Luke Robertson has started his record-breaking bid to reach the South Pole, Antarctica after departing from Hercules Inlet on Saturday.
A year after major brain surgery and fitted with a pacemaker, 30 year old Luke Robertson is seeking to become the first Scot to undertake a solo, unassisted and unsupported expedition to the South Pole.
While guaranteed a white Christmas, Luke will be spending it on his own in temperatures of -50 degrees Celsius and with 100mph winds.
Before even setting foot on Antarctica, Edinburgh-based Luke already managed to raise over £33,000 for MarieCurie, smashing his target of £25,000.
He is raising money for cancer care after undergoing surgery last year to remove a large brain mass, which was suspected to be cancerous.
While it turned out to be a rare enterogenous cyst, the experience of weeks in the neurology ward, sharing time with cancer patients, has motivated Luke to undertake this trip for a charitable cause.
Luke travelled to Punta Arenas in Patagonia, Chile three weeks ago with fiancée Hazel and after final equipment preparation and checks, flew to Antarctica two weeks ago with over 120kg of equipment, which he will pull behind him in a sled to the South Pole.
The flight to Union Glacier, Antarctica itself was record-breaking as the 757 plane was the first commercial passenger jet to land on the frozen continent.
Shortly after arriving at the Union Glacier camp, the weather deteriorated and the short flight to Hercules Inlet – the expedition start point at the edge of Antarctica – was delayed for 10 days.
However, a weather window appeared yesterday afternoon (Saturday 5th December) and so after almost 2 weeks of delay, Luke has finally been able to begin his 730 mile, 35-40 day expedition to the South Pole.
Luke will be able to update social media during his record-breaking attempt via a satellite device.

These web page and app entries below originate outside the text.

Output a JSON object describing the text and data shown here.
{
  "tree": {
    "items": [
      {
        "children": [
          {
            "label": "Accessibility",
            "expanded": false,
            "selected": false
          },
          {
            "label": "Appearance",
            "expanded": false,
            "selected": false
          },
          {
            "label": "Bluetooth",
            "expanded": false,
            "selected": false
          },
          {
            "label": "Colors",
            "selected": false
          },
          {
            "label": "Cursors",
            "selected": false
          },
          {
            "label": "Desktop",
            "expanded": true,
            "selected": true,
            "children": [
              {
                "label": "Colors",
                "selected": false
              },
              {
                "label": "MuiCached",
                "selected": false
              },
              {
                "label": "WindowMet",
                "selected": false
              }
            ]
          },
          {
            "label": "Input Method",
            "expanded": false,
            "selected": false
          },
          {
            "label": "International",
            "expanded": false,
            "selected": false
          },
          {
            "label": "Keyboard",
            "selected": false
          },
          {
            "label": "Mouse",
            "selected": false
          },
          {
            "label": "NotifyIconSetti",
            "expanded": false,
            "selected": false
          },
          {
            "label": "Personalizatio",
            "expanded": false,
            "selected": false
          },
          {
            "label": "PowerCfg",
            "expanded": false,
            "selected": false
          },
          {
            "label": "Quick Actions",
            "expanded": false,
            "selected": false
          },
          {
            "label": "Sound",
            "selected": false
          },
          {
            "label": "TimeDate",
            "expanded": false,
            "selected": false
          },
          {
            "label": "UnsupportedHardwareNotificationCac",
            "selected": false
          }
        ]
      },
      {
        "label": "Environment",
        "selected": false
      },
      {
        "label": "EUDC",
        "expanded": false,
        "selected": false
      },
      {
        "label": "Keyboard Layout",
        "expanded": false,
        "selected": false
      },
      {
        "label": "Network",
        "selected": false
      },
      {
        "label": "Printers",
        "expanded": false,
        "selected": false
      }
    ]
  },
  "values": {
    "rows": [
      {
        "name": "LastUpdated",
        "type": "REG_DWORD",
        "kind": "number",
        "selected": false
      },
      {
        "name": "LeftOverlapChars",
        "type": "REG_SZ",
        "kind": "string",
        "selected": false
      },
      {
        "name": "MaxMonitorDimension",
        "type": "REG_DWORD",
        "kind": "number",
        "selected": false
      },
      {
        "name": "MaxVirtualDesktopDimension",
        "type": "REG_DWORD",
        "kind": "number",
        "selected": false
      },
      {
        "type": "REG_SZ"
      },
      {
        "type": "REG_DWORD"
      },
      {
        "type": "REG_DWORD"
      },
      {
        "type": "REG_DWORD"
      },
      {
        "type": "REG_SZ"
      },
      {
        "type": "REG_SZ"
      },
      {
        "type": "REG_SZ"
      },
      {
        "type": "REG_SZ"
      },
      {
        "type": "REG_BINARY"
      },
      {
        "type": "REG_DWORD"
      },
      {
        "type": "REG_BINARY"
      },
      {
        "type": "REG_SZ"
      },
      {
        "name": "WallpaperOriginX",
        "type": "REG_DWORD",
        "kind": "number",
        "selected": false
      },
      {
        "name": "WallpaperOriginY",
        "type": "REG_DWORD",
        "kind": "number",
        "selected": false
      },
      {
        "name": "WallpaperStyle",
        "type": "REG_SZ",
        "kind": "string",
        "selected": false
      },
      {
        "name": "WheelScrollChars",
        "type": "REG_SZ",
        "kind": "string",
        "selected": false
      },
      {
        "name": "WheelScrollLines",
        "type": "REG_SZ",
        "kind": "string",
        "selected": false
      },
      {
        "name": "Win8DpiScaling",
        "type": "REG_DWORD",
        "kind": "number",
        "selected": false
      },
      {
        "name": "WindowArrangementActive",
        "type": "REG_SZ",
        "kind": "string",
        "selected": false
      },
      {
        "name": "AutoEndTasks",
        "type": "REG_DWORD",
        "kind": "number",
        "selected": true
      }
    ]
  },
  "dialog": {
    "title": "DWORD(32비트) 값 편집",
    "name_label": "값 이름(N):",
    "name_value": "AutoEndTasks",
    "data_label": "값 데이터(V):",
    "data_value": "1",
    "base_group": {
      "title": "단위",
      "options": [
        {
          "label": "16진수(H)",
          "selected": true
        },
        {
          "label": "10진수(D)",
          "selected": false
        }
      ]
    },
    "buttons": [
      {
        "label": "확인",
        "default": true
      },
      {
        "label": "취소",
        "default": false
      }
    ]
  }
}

Supporters can also track Luke’s progress live on his website at: www.duesouth2015.com by clicking on the map, where they can send Luke motivational messages to keep him going.